%%

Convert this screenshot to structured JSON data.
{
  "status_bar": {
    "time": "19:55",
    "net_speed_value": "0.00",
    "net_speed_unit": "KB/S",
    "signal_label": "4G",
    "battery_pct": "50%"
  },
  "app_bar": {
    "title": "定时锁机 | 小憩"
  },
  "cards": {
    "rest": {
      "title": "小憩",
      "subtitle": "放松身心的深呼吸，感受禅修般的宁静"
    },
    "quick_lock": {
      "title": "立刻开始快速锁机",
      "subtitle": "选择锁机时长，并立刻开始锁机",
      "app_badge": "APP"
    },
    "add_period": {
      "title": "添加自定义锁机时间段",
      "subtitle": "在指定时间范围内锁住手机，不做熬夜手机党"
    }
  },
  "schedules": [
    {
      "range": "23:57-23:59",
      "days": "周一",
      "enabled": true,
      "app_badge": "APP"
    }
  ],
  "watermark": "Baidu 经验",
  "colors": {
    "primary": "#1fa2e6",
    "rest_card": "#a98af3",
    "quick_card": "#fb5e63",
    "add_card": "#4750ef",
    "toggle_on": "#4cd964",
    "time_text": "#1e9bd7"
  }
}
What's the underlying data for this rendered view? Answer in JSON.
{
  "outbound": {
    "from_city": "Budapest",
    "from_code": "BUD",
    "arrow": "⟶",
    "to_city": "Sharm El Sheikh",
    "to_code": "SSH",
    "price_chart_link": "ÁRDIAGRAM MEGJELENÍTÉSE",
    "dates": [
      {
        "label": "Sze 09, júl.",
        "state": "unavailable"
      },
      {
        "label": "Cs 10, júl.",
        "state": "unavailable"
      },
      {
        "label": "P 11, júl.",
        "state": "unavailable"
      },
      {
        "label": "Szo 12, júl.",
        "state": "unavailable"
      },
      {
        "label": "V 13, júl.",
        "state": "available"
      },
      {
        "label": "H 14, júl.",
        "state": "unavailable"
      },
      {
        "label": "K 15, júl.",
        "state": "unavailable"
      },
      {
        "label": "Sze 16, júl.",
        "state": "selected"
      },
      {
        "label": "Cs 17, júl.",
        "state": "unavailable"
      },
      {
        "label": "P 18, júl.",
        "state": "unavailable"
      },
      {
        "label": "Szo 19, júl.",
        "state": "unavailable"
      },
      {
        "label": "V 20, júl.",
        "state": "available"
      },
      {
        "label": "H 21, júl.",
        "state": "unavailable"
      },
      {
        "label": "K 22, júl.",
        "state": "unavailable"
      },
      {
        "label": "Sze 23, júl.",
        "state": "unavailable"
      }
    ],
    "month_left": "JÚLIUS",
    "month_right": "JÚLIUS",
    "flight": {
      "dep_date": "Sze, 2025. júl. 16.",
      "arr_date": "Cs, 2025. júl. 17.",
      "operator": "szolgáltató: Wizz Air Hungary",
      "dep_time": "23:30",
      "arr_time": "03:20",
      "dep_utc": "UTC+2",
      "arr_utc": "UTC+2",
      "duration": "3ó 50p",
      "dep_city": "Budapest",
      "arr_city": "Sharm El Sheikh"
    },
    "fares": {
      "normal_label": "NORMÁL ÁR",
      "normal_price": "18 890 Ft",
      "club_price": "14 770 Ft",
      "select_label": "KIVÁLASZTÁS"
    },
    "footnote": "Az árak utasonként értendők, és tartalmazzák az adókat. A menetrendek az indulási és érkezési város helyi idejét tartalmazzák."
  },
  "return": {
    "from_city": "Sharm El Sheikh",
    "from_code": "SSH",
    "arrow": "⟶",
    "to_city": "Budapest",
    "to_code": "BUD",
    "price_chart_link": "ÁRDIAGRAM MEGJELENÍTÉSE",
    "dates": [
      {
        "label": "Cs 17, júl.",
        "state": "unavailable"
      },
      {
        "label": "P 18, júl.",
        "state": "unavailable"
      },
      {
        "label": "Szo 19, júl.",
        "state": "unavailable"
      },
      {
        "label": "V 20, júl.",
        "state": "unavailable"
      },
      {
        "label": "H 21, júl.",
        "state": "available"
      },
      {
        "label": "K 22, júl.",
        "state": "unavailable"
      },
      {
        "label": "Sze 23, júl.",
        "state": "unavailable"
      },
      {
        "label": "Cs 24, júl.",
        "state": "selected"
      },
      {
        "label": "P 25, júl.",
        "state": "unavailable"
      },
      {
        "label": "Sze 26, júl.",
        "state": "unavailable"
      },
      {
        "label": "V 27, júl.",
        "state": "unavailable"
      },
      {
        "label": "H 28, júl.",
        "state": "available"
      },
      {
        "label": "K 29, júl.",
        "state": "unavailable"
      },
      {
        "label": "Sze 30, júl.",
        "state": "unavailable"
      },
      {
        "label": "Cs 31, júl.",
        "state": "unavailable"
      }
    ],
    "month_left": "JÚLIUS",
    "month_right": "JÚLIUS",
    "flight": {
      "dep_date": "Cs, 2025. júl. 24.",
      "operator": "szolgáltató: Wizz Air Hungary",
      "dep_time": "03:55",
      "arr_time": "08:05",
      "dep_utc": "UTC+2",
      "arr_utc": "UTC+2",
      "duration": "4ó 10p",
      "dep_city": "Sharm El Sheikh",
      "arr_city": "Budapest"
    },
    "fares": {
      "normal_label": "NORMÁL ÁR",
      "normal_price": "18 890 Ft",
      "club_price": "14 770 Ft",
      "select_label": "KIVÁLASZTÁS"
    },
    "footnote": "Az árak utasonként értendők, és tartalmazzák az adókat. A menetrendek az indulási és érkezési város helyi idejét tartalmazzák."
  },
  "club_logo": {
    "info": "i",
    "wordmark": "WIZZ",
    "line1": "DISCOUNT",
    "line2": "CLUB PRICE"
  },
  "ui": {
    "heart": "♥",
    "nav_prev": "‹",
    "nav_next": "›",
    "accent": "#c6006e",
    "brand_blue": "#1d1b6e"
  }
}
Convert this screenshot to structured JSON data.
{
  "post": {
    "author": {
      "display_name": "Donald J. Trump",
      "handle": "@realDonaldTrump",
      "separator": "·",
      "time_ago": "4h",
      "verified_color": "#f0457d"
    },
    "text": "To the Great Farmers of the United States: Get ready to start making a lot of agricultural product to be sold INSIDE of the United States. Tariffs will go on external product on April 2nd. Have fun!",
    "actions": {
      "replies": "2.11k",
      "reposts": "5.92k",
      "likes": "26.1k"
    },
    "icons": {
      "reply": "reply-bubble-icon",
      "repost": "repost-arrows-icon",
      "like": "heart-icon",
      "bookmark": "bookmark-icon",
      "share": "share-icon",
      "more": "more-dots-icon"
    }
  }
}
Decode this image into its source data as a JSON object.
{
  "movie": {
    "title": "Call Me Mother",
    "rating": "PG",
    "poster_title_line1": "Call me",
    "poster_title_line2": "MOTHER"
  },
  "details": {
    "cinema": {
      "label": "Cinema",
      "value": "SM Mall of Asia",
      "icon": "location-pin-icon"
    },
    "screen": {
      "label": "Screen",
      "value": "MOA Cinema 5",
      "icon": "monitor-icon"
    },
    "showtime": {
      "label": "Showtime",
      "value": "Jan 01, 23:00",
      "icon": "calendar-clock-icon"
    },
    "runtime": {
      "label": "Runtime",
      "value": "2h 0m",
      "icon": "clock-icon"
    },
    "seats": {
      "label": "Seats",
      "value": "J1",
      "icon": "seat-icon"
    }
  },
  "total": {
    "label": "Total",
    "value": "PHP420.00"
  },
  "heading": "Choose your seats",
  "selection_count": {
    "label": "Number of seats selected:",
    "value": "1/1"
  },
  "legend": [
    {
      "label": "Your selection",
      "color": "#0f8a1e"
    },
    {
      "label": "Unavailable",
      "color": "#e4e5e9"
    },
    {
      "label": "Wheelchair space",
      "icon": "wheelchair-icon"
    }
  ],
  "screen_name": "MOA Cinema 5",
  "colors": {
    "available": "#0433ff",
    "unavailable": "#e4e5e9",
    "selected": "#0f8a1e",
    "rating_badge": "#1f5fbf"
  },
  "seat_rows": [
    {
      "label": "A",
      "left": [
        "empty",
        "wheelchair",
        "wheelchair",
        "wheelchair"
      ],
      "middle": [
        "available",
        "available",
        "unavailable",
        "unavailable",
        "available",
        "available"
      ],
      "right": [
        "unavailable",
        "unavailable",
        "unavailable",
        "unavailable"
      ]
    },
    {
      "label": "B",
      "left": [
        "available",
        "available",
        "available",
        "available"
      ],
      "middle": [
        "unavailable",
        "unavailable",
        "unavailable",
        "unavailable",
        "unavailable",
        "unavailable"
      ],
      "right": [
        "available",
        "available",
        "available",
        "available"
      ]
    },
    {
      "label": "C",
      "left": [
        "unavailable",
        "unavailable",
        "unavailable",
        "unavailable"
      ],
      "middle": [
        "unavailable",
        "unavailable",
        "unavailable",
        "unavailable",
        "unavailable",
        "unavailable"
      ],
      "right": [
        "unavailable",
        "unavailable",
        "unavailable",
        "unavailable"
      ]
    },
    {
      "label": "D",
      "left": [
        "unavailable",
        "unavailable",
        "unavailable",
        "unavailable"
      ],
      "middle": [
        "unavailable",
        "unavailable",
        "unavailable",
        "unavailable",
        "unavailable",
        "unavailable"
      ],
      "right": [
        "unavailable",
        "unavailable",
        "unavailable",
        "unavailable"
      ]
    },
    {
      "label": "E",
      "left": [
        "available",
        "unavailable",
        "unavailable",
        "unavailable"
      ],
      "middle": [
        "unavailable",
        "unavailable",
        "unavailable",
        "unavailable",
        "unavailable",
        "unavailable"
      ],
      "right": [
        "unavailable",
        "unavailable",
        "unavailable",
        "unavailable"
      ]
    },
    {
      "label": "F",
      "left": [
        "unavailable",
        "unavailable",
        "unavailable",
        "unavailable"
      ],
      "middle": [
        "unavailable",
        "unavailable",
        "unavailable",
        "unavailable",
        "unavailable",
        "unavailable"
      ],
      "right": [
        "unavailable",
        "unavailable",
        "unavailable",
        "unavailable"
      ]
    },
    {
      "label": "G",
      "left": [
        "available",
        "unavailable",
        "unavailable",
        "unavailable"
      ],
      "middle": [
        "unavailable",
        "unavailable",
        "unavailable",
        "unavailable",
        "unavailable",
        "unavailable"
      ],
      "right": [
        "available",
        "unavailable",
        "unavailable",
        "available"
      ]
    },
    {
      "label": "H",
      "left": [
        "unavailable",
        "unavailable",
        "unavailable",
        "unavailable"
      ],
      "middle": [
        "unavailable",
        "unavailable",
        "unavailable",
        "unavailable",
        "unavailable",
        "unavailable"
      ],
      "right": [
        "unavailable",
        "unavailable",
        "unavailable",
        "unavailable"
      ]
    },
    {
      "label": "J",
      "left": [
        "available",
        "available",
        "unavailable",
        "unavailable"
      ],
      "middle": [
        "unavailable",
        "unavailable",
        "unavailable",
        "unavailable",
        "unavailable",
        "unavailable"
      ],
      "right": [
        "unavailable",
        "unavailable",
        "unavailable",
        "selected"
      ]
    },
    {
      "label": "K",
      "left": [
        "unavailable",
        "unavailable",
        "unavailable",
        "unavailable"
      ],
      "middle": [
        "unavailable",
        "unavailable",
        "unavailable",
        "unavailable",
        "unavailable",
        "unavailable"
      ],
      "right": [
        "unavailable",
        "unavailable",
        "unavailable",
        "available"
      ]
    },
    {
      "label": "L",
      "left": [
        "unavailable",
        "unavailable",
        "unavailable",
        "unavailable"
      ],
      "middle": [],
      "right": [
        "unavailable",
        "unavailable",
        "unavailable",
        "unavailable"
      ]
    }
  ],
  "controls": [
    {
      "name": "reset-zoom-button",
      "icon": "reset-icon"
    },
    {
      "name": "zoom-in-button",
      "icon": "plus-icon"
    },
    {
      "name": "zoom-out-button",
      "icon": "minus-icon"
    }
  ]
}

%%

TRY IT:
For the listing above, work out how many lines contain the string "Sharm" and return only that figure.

RESULT OF THIS TASK:
4